Washington, however stuffy it may once have been, is no longer in need of "a little bit of reality from Wasilla Main Street." Washington is in need of expertise, management experience, long-term thinking and more political courage -- from wherever in the country it happens to come. More to the point, Washington needs people who think like national politicians and not like spokesmen for the local business executives who fill their reelection coffers and the local party hacks who plan their campaigns. Let's be frank: The "bailout" bill was passed last week not because members of Congress decided it would work but because it was stuffed with the pork, perks and tax breaks without which no piece of legislation, however important to the nation as a whole, can now pass.
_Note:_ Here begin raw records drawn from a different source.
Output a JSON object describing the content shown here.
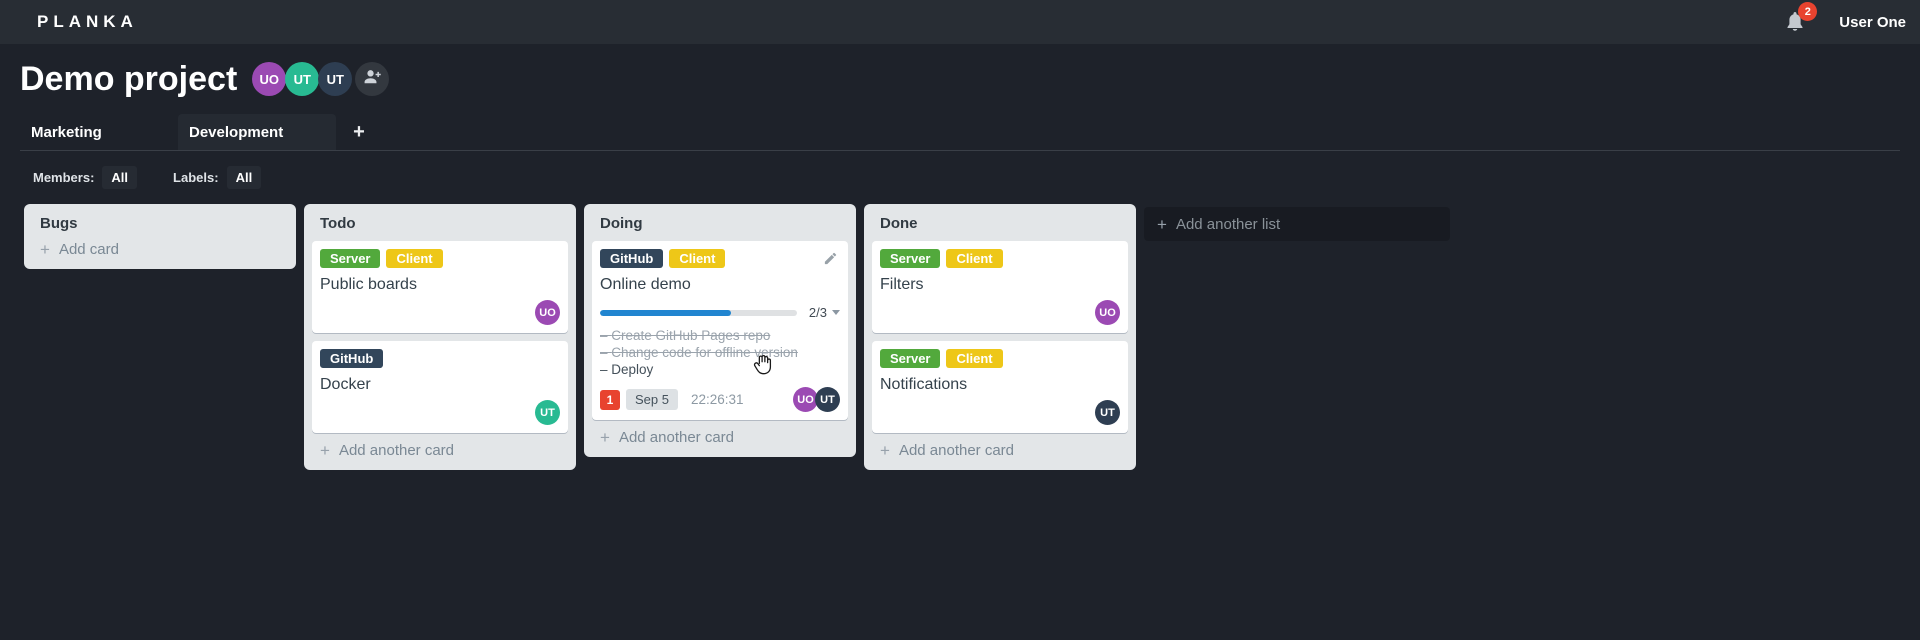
{
  "app": {
    "logo": "PLANKA",
    "user": "User One",
    "notification_count": "2"
  },
  "project": {
    "title": "Demo project",
    "members": [
      {
        "initials": "UO",
        "color": "#9b4ab3"
      },
      {
        "initials": "UT",
        "color": "#28ba92"
      },
      {
        "initials": "UT",
        "color": "#2e3e52"
      }
    ]
  },
  "tabs": {
    "items": [
      {
        "label": "Marketing",
        "active": false
      },
      {
        "label": "Development",
        "active": true
      }
    ],
    "add_label": "+"
  },
  "filters": {
    "members_label": "Members:",
    "members_value": "All",
    "labels_label": "Labels:",
    "labels_value": "All"
  },
  "colors": {
    "label_green": "#52a93c",
    "label_yellow": "#eec718",
    "label_navy": "#32465b",
    "progress_blue": "#2185d0",
    "alert_red": "#e8432f"
  },
  "board": {
    "add_list_label": "Add another list",
    "plus": "+",
    "lists": [
      {
        "name": "Bugs",
        "footer_label": "Add card",
        "cards": []
      },
      {
        "name": "Todo",
        "footer_label": "Add another card",
        "cards": [
          {
            "title": "Public boards",
            "labels": [
              {
                "text": "Server",
                "color": "#52a93c"
              },
              {
                "text": "Client",
                "color": "#eec718"
              }
            ],
            "member": {
              "initials": "UO",
              "color": "#9b4ab3"
            }
          },
          {
            "title": "Docker",
            "labels": [
              {
                "text": "GitHub",
                "color": "#32465b"
              }
            ],
            "member": {
              "initials": "UT",
              "color": "#28ba92"
            }
          }
        ]
      },
      {
        "name": "Doing",
        "footer_label": "Add another card",
        "cards": [
          {
            "title": "Online demo",
            "labels": [
              {
                "text": "GitHub",
                "color": "#32465b"
              },
              {
                "text": "Client",
                "color": "#eec718"
              }
            ],
            "progress": {
              "percent": 66.7,
              "fraction": "2/3"
            },
            "tasks": [
              {
                "text": "Create GitHub Pages repo",
                "done": true
              },
              {
                "text": "Change code for offline version",
                "done": true
              },
              {
                "text": "Deploy",
                "done": false
              }
            ],
            "notification_count": "1",
            "due_date": "Sep 5",
            "timer": "22:26:31",
            "members": [
              {
                "initials": "UO",
                "color": "#9b4ab3"
              },
              {
                "initials": "UT",
                "color": "#2e3e52"
              }
            ]
          }
        ]
      },
      {
        "name": "Done",
        "footer_label": "Add another card",
        "cards": [
          {
            "title": "Filters",
            "labels": [
              {
                "text": "Server",
                "color": "#52a93c"
              },
              {
                "text": "Client",
                "color": "#eec718"
              }
            ],
            "member": {
              "initials": "UO",
              "color": "#9b4ab3"
            }
          },
          {
            "title": "Notifications",
            "labels": [
              {
                "text": "Server",
                "color": "#52a93c"
              },
              {
                "text": "Client",
                "color": "#eec718"
              }
            ],
            "member": {
              "initials": "UT",
              "color": "#2e3e52"
            }
          }
        ]
      }
    ]
  }
}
Maybe it's unfair to call that "small-town" thinking, but it sure is small-minded. And small-mindedness, not snobbery, is the dominant mind-set of 21st-century Washington.
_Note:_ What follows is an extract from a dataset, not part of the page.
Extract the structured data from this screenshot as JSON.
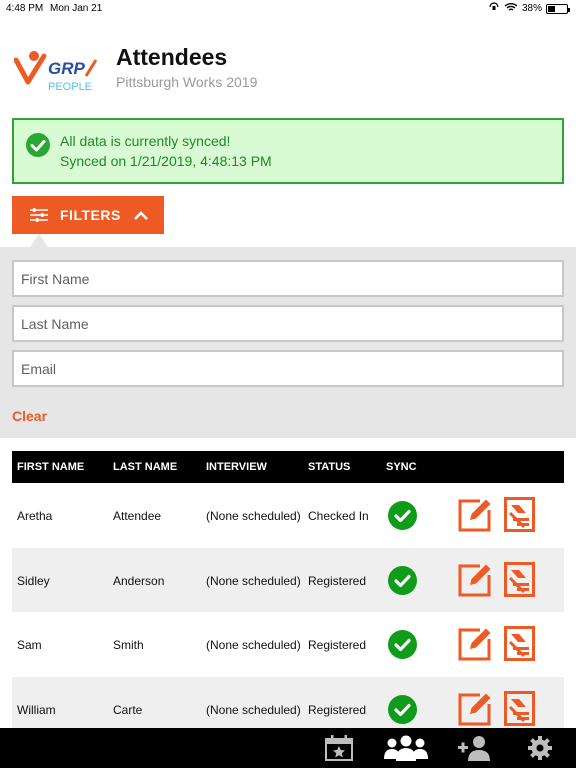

Don't get me wrong; populism can be a fine thing: It's healthy for a democracy to renew itself. It's also absolutely true that many of our greatest leaders have had obscure origins, and many of our worst have had Ivy League educations. But Sarah Palin, though she may be an arresting and compelling cultural phenomenon, seems to rail against a nonexistent "Washington" because it's easier than making any actual arguments. Her phony, made-for-TV populism is a terrible distraction in a time of genuine crisis.
Anne Applebaum. Read the whole thing.